# [AIM OF THE TASK]
A line belongs in the answer only if it contains the word "のアクセス許可"; copy every such line from the listing below.

# [INPUT DATA]
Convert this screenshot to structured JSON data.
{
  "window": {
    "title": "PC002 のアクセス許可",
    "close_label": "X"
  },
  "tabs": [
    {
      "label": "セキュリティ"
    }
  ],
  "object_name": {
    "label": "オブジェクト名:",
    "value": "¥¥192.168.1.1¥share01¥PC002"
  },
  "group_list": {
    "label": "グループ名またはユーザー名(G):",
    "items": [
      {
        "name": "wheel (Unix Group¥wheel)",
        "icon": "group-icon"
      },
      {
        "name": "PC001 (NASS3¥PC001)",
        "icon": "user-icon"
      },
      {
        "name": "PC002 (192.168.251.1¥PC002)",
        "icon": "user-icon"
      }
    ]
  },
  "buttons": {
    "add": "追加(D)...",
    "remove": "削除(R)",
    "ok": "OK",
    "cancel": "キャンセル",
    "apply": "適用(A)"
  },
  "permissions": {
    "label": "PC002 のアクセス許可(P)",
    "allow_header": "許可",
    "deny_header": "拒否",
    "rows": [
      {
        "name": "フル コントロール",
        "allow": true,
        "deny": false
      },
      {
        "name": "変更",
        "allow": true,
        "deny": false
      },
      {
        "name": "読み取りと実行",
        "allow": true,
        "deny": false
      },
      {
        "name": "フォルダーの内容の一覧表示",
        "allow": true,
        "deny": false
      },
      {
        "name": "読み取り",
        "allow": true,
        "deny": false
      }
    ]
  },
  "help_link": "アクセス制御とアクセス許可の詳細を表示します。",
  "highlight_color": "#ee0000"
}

# [ANSWER SPACE]
    "title": "PC002 のアクセス許可",
    "label": "PC002 のアクセス許可(P)",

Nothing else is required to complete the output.